### Task objective
Reproduce the data that follows precisely.

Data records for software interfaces

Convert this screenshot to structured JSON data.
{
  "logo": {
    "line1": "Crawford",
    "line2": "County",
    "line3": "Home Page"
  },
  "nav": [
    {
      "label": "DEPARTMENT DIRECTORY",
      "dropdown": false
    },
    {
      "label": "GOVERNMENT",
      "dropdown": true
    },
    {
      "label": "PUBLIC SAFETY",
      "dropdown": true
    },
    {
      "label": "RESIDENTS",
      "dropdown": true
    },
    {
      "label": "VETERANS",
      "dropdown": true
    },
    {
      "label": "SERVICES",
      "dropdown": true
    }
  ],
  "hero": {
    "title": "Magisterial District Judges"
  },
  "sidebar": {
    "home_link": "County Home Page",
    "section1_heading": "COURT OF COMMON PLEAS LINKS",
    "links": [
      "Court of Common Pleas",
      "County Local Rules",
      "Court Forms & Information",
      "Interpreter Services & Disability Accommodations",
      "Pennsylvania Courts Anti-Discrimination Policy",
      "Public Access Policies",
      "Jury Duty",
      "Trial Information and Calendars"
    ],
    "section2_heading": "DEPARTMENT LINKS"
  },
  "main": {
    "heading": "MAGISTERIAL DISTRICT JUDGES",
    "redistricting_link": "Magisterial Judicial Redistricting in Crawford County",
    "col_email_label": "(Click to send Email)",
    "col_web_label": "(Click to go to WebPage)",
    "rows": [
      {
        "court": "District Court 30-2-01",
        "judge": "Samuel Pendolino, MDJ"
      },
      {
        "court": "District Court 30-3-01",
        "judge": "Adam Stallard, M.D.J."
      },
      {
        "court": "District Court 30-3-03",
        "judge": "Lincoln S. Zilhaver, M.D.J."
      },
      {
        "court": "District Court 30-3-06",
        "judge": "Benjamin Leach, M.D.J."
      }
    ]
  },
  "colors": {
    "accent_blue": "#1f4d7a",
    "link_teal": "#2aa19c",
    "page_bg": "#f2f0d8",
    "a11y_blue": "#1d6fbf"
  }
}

### Task output
Convert this screenshot to structured JSON data.
{
  "logo": {
    "line1": "Crawford",
    "line2": "County",
    "line3": "Home Page"
  },
  "nav": [
    {
      "label": "DEPARTMENT DIRECTORY",
      "dropdown": false
    },
    {
      "label": "GOVERNMENT",
      "dropdown": true
    },
    {
      "label": "PUBLIC SAFETY",
      "dropdown": true
    },
    {
      "label": "RESIDENTS",
      "dropdown": true
    },
    {
      "label": "VETERANS",
      "dropdown": true
    },
    {
      "label": "SERVICES",
      "dropdown": true
    }
  ],
  "hero": {
    "title": "Magisterial District Judges"
  },
  "sidebar": {
    "home_link": "County Home Page",
    "section1_heading": "COURT OF COMMON PLEAS LINKS",
    "links": [
      "Court of Common Pleas",
      "County Local Rules",
      "Court Forms & Information",
      "Interpreter Services & Disability Accommodations",
      "Pennsylvania Courts Anti-Discrimination Policy",
      "Public Access Policies",
      "Jury Duty",
      "Trial Information and Calendars"
    ],
    "section2_heading": "DEPARTMENT LINKS"
  },
  "main": {
    "heading": "MAGISTERIAL DISTRICT JUDGES",
    "redistricting_link": "Magisterial Judicial Redistricting in Crawford County",
    "col_email_label": "(Click to send Email)",
    "col_web_label": "(Click to go to WebPage)",
    "rows": [
      {
        "court": "District Court 30-2-01",
        "judge": "Samuel Pendolino, MDJ"
      },
      {
        "court": "District Court 30-3-01",
        "judge": "Adam Stallard, M.D.J."
      },
      {
        "court": "District Court 30-3-03",
        "judge": "Lincoln S. Zilhaver, M.D.J."
      },
      {
        "court": "District Court 30-3-06",
        "judge": "Benjamin Leach, M.D.J."
      }
    ]
  },
  "colors": {
    "accent_blue": "#1f4d7a",
    "link_teal": "#2aa19c",
    "page_bg": "#f2f0d8",
    "a11y_blue": "#1d6fbf"
  }
}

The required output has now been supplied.